"Pumpkins are such a simple pleasure," Talley says. "You look at a field of pumpkins and can't help but smile."

Talley's produce business took root as a child when she and her brothers helped their mother with the family's produce business, buying watermelons and cantaloupes from farmers in southern Indiana and selling them to stores near their family farm in Keenes.

"I took my first melon order when I was 8," Talley says. "Mom dropped me off at IGA in Centralia. I found the produce manager and said, 'Mom's out back at the loading dock. How many melons do you want?' I took the order and collected the money."

For Talley, peddling produce became more than pocket money. It became her passion. At 16, as soon as she could drive a pickup, Talley took over the route. She grew it from 12 customers to 150 by the time she was 19. To supplement her summertime melon money, she planted 20 acres of pumpkins while attending Frontier Community College in nearby Fairfield (pop. 5,421).

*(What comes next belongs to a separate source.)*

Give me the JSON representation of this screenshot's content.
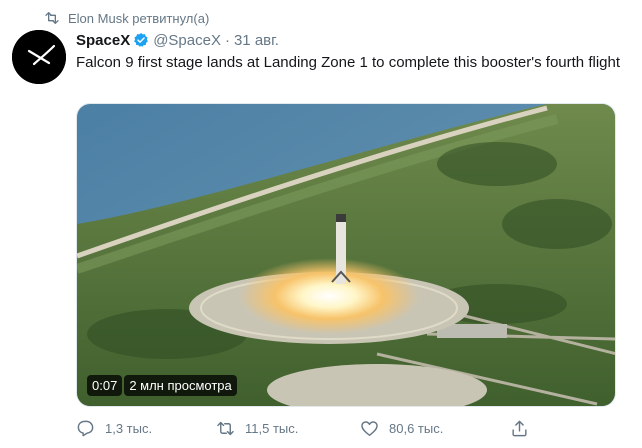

"This is traditional farming country—corn and soybeans—and people couldn't imagine what I was doing," she says.

Risk-taking, hard work and good customer service paid off in 1997 when Talley negotiated a contract with the newly opened Wal-Mart distribution center in Olney, Ill. (pop. 8,631).

"Wal-Mart is near and dear to my heart because I got my first break there," she says. "They didn't care about my gender or my age. They only cared that I could deliver the product."

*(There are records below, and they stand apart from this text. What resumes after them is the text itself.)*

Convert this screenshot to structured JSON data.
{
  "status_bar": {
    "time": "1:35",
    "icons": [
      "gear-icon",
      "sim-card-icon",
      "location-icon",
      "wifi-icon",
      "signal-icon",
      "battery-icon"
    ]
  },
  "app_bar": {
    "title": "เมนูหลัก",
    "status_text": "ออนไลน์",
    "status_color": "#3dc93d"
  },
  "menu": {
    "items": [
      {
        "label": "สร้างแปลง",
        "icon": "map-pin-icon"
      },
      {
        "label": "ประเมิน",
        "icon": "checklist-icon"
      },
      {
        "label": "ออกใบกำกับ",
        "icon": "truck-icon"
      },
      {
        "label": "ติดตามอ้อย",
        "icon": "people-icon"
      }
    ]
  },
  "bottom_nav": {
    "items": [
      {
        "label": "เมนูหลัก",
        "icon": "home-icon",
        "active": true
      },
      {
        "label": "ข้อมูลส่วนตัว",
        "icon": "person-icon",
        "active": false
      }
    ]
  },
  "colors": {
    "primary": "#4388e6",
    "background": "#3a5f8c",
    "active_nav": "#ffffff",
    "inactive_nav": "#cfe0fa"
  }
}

Talley, who already had proven her dependability with three years of delivering melons and pumpkins directly to several Wal-Mart stores, received a contract with the nation's largest retailer to supply three truckloads of pumpkins twice a week.

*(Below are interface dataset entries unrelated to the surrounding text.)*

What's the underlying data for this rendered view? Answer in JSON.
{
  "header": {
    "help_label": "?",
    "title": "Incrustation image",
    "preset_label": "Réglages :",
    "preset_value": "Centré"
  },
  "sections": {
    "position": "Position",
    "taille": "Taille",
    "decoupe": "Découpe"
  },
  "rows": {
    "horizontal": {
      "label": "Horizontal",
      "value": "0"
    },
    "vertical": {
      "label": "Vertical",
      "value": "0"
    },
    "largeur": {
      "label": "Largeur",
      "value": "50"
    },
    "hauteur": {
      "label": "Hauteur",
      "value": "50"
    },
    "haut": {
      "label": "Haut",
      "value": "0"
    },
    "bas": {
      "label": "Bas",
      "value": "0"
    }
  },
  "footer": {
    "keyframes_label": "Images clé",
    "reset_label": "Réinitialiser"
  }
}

"At that point I was pulling a trailer behind my pickup," Talley says. "I called my brothers home to help. I said, 'This is our opportunity. This is a chance to have the family working together. We leased trucks and went farm to farm to find growers."

Within two years, four of Talley's brothers had joined her as partners. "We grew our business right along with Wal-Mart," she says.

Today, Frey Farms owns 2,500 acres, leases an additional 2,500 acres and grows a variety of edible and ornamental crops, including corn and gourds. The family-owned company also hauls pumpkins directly to stores or distribution centers in its own fleet of tractor-trailers, delivering to retailers big and small, including Whole Foods, Meijer, Kroger, Roundys and Rural King.

"It's a lot of work. It gets done rain or shine," says Ted Frey, 34, about the harvesting of 3,000 acres of pumpkins on farms in southern Illinois and southern Indiana.

Pumpkin seeds are planted each June, and as many as 175 migrant workers help during the six-week harvest when the ripe fruit is picked, packed and shipped. "It's crunch time," says Alan Shelby, 34, one of Frey Farms' field managers. "Nobody wants pumpkins after Halloween and we don't want to disc them under."

During the harvest, pumpkins are sorted by size, loaded into crates and hauled to warehouses in Keenes and Poseyville, Ind. (pop. 1,187), aboard trailers and old school buses whose sides have been removed.

Along with large pumpkins for jack-o-lanterns, Frey Farms also grows smaller pie pumpkins for Libbys pumpkin packing plant in Morton, Ill. (pop. 15,198), heirloom pumpkins, cantaloupes and watermelons.

"We're always looking for niches," says John Frey, 36. Last year, Frey Farms sold 200,000 decorated pumpkins with painted faces. This year, the company is selling pumpkin decorating kits, which provide a fun family activity.

"Though the fall pumpkin harvest is hectic, it's a favorite time of year for the entire family. We hit the Fourth of July with watermelons and Labor Day with cantaloupes," John Frey says. "Pumpkins are that last hurrah."

As for Talley, she loves being queen of the greatest pumpkin patch in America and growing the orange orbs that will decorate porches across the nation. She wrote a book, For the Love of Pumpkins, devoted to her favorite fruit, and often brings her sons, Luke, 4, and Will, 2, to the patch so they can scamper among the pumpkins and pick a few of their own.

"I have the coolest job on the planet," she says.